After the team's disappointing loss to the Detroit Pistons in the 2005 Eastern Conference Finals, Pat Riley decided the roster that had won 59 games in 04-05 wasn't good enough to compete for a championship.
He wasn't kidding around, either.
Riley orchestrated a 5-team, 13 player trade that was the largest in NBA history. Gone were names like Eddie Jones, Damon Jones, and Rasual Butler; replaced by Antoine Walker and Jason Williams.
After the trade, Riley added Gary Payton, James Posey, Jason Kapono, and later Alonzo Mourning.
The roster from the year before was almost completely overhauled, but the results were mixed. The Heat went 52-30 in the regular season, finishing second in the Eastern Conference.
Though their record was solid, Miami had struggled all season against division leaders, winning just two of those contests in the regular season.
Media and fans from around the league labeled the franchise as overrated because of their poor showing against the NBA's elite, but a determined Heat team silenced all doubters on their way toward becoming the 2006 World Champions.

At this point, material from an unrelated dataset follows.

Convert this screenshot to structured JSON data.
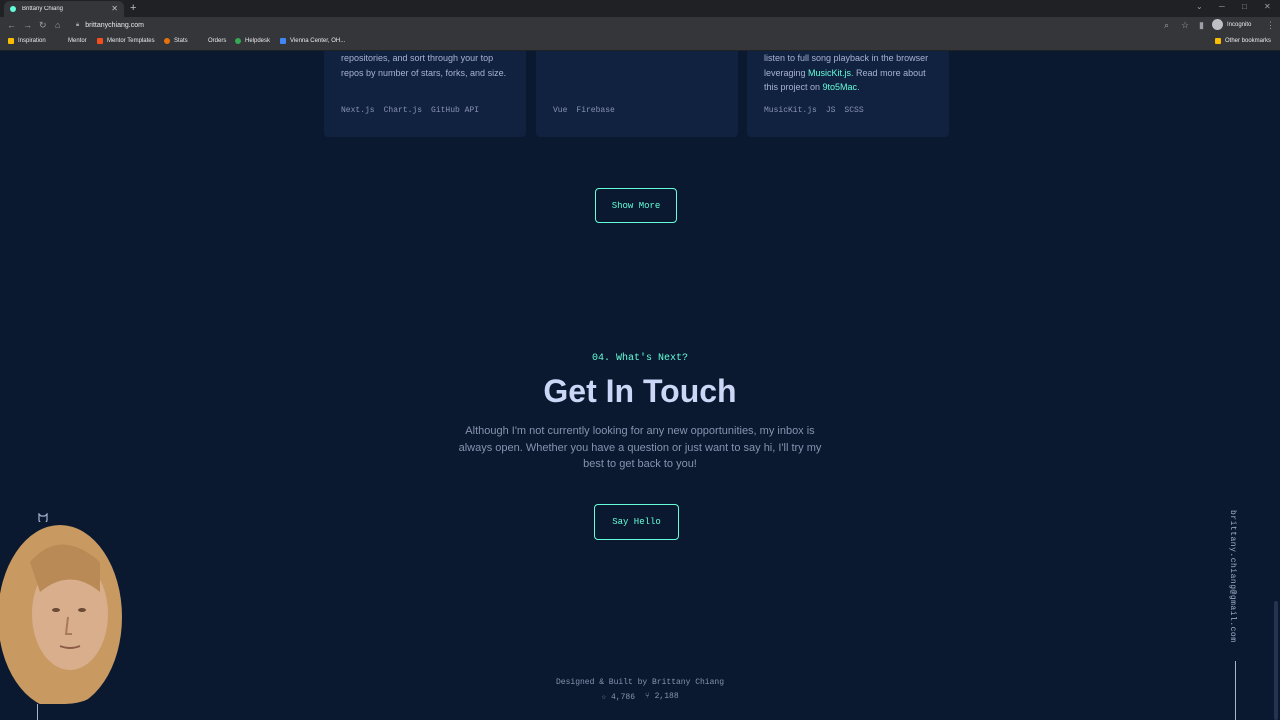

Gary Payton and Alonzo Mourning had been waiting a combined 33 seasons for that moment, and it showed every minute of the playoffs. There are few players whose hunger for a ring elevated their games more than the duo.
Mourning made a ton of key defensive plays throughout the postseason and his passion and emotion became the embodiment of the roster as a whole.
Gary didn't provide as much, but when it was all on the line he wasn't afraid to step up.
In game 3 of the NBA Finals, with the Heat down 0-2 in the series, Payton lined up for a jump shot with 9 seconds remaining and the game tied at 95. The moment was supposed to belong to Dwyane Wade, but with Dallas throwing everything they had at him, Wade dished the ball off to the Glove.
Payton hadn't attempted a single shot in the contest to that point. He nailed the bucket for a swish as ice pumped through his veins and the Heat went on to win 98-96. They'd win the next three games to take the title.
That season, Miami would defeat the Detroit Pistons in 6 games to reach the Finals. Wade would put together one of the most impressive postseason runs in NBA history.
Shaq witnessed the final year of his prime. Pat Riley would return to the bench midway through the season and solidify his position as one of the all-time great coaches.
The Miami Heat would reach the pinnacle of their sport and log their name in the history books.
It was the first and only NBA Finals appearance in Heat history and cemented the 2005-2006 team as the greatest in franchise history.